Hopefully, if you’ve been following our tips on how to improve your sleep, you’ll be feeling well-rested and reaping the health and beauty rewards, so today we’re going to look at another kind of tiredness: “filler fatigue”.
Filler fatigue is the term used to describe a growing sentiment among those who have undergone regular cosmetic treatments involving dermal fillers and Botox injections. It refers to a weariness or dissatisfaction with the continuous use of these treatments and a desire for a more natural appearance.
Beauty in a post-pandemic world
As in every other area of modern life, the COVID-19 pandemic and the measures taken to combat it had a significant impact on the aesthetics industry, resulting in an overall decline in treatments. Elective procedures, including cosmetic treatments, were postponed or cancelled due to lockdowns, social distancing measures, and the prioritisation of essential medical services, resulting in a decline in overall cosmetic procedures.
The economic impact of the pandemic, including job losses and financial uncertainty also led many people to cut back on discretionary spending. The ‘big pause’ also led many of us to re-evaluate our lives and values and to embrace the concept of self-love – and with it, a more natural look, such as growing out grey hair.
Data from by the International Society of Aesthetic Plastic Surgery (ISAPS) showed a 14% global decline in nonsurgical cosmetic procedures in 2020 compared to 2019 (source: ISAPS website).*
What you see is what you see?
The quick, non-invasive nature of injectable ‘tweakments’, where hyaluronic acid is injected to manipulate facial structure, has won a legion of fans over the years thanks to its (supposedly) natural results compared to going under the knife. But this is yet another case in which more isn’t necessarily better and getting too trigger-happy with the syringe can leave faces looking overdone, unnatural - and ultimately older.
What’s more, in a world in which face filters have become the norm, the phenomenon of ‘perception drift’, where patients (and their doctors) have become accustomed to seeing over-filled faces can lead to dysmorphia and take them farther and farther away from their OG appearance in the constant quest to improve the status quo. Courtney Cox recently admitted to this very thing. In 2022 she told The Sunday Times “I didn't realize that, oh shit, I’m actually looking really strange with injections and doing stuff to my face that I would never do now. There was a period where I went, ‘I’ve got to stop. That’s just crazy.”
What’s more, although filler can be dissolved, MRI scans of patients treated more than 10 years ago found that many still had dermal filler present. This residual filler can trigger chronic puffiness and poor lymphatic drainage. This may help explain why filler reversals are trending right alongside hyaluronic acid injections.
At first glance this seems a little counterintuitive: Are people dissolving more filler than ever before? Yes. Are doctors still injecting a whole lot of filler? Also, yes.
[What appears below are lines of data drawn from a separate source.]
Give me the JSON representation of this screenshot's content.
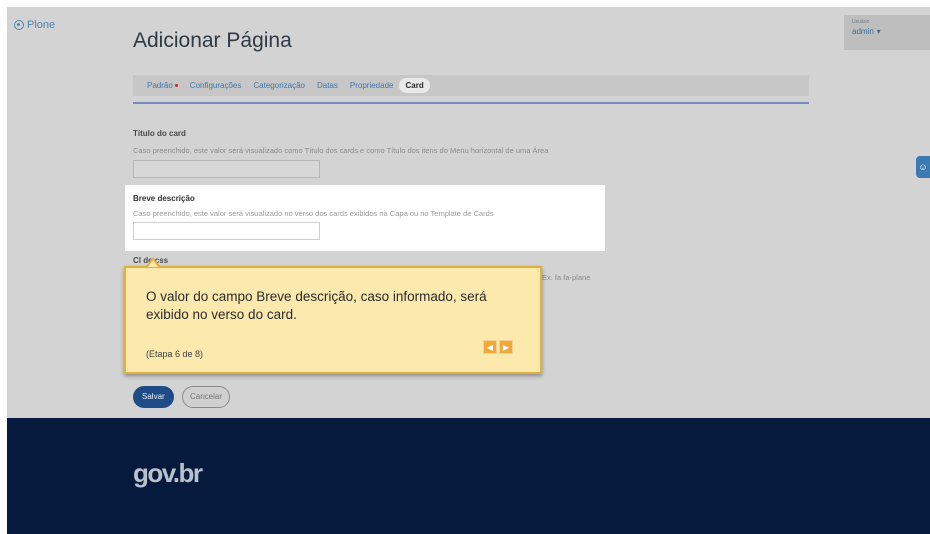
{
  "header": {
    "logo_text": "Plone",
    "user_small": "Usuário",
    "user_name": "admin"
  },
  "page": {
    "title": "Adicionar Página"
  },
  "tabs": [
    {
      "label": "Padrão",
      "required": true
    },
    {
      "label": "Configurações"
    },
    {
      "label": "Categorização"
    },
    {
      "label": "Datas"
    },
    {
      "label": "Propriedade"
    },
    {
      "label": "Card",
      "active": true
    }
  ],
  "fields": {
    "card_title": {
      "label": "Título do card",
      "help": "Caso preenchido, este valor será visualizado como Título dos cards e como Título dos itens do Menu horizontal de uma Área",
      "value": ""
    },
    "short_description": {
      "label": "Breve descrição",
      "help": "Caso preenchido, este valor será visualizado no verso dos cards exibidos na Capa ou no Template de Cards",
      "value": ""
    },
    "css_class": {
      "label": "Cl   de css",
      "help_partial": "Ex. fa fa-plane"
    }
  },
  "buttons": {
    "save": "Salvar",
    "cancel": "Cancelar"
  },
  "footer": {
    "logo_text": "gov.br"
  },
  "tour": {
    "message": "O valor do campo Breve descrição, caso informado, será exibido no verso do card.",
    "step": "(Etapa 6 de 8)",
    "prev_icon": "chevron-left-icon",
    "next_icon": "chevron-right-icon"
  },
  "side_widget_icon": "accessibility-icon",
  "colors": {
    "accent": "#1f4c87",
    "footer_bg": "#061a3d",
    "tooltip_bg": "#fbe9ad",
    "tooltip_border": "#e3b03c",
    "required_dot": "#d0202a"
  }
}
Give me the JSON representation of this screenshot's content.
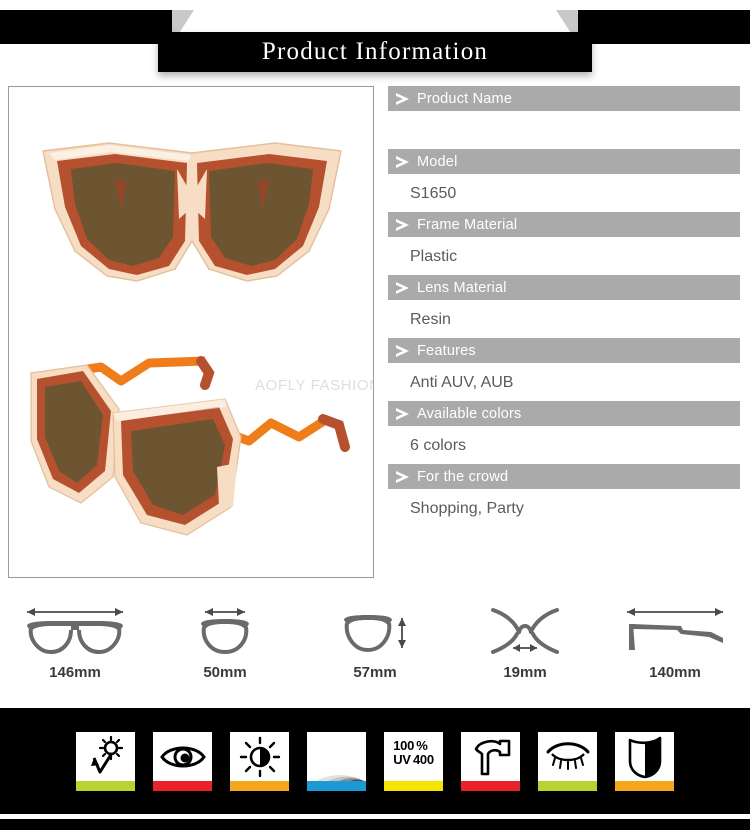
{
  "header": {
    "title": "Product Information"
  },
  "gallery": {
    "watermark": "AOFLY FASHION",
    "front_view_name": "sunglasses-front-view",
    "angle_view_name": "sunglasses-angled-view"
  },
  "specs": [
    {
      "label": "Product Name",
      "value": "",
      "faded": true
    },
    {
      "label": "Model",
      "value": "S1650",
      "faded": false
    },
    {
      "label": "Frame Material",
      "value": "Plastic",
      "faded": false
    },
    {
      "label": "Lens Material",
      "value": "Resin",
      "faded": false
    },
    {
      "label": "Features",
      "value": "Anti AUV, AUB",
      "faded": false
    },
    {
      "label": "Available colors",
      "value": "6 colors",
      "faded": false
    },
    {
      "label": "For the crowd",
      "value": "Shopping, Party",
      "faded": false
    }
  ],
  "measurements": [
    {
      "icon": "frame-total-width-icon",
      "label": "146mm"
    },
    {
      "icon": "lens-width-icon",
      "label": "50mm"
    },
    {
      "icon": "lens-height-icon",
      "label": "57mm"
    },
    {
      "icon": "bridge-width-icon",
      "label": "19mm"
    },
    {
      "icon": "temple-length-icon",
      "label": "140mm"
    }
  ],
  "features": [
    {
      "icon": "sun-protection-icon",
      "color": "#b7d433",
      "text": ""
    },
    {
      "icon": "clear-vision-eye-icon",
      "color": "#e8232a",
      "text": ""
    },
    {
      "icon": "anti-glare-sun-icon",
      "color": "#f5a71b",
      "text": ""
    },
    {
      "icon": "radiation-waves-icon",
      "color": "#1b9ad6",
      "text": ""
    },
    {
      "icon": "uv400-badge-icon",
      "color": "#f5e400",
      "text": "100 %\nUV 400"
    },
    {
      "icon": "impact-resistance-hammer-icon",
      "color": "#e8232a",
      "text": ""
    },
    {
      "icon": "eye-comfort-icon",
      "color": "#b7d433",
      "text": ""
    },
    {
      "icon": "shield-protection-icon",
      "color": "#f5a71b",
      "text": ""
    }
  ],
  "colors": {
    "ribbon": "#000000",
    "spec_header_bg": "#aaaaaa",
    "spec_value_text": "#5b5b5b",
    "frame_rust": "#b5512f",
    "frame_peach": "#f3d5b8",
    "lens_brown": "#6e5532",
    "temple_orange": "#ef7d1a"
  }
}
The American Academy of Facial Plastic and Reconstructive Surgery’s 2022 trend report found that filler was still one of the three most common minimally invasive procedures performed by the organisation’s facial plastic surgeon members, but that the overall popularity of filler had declined: survey respondents reported doing 14 percent fewer filler injections last year than they did in 2021. What’s more, the Aesthetic Society’s most recent trend report notes a 57 percent spike in filler reversals between 2020 and 2021. What goes up, must come down it seems.
Let us know in the comments which beauty trends you’re sick and tired of!
*It's important to note that these statistics capture the overall decline in cosmetic procedures and may not solely reflect the impact of “filler fatigue.”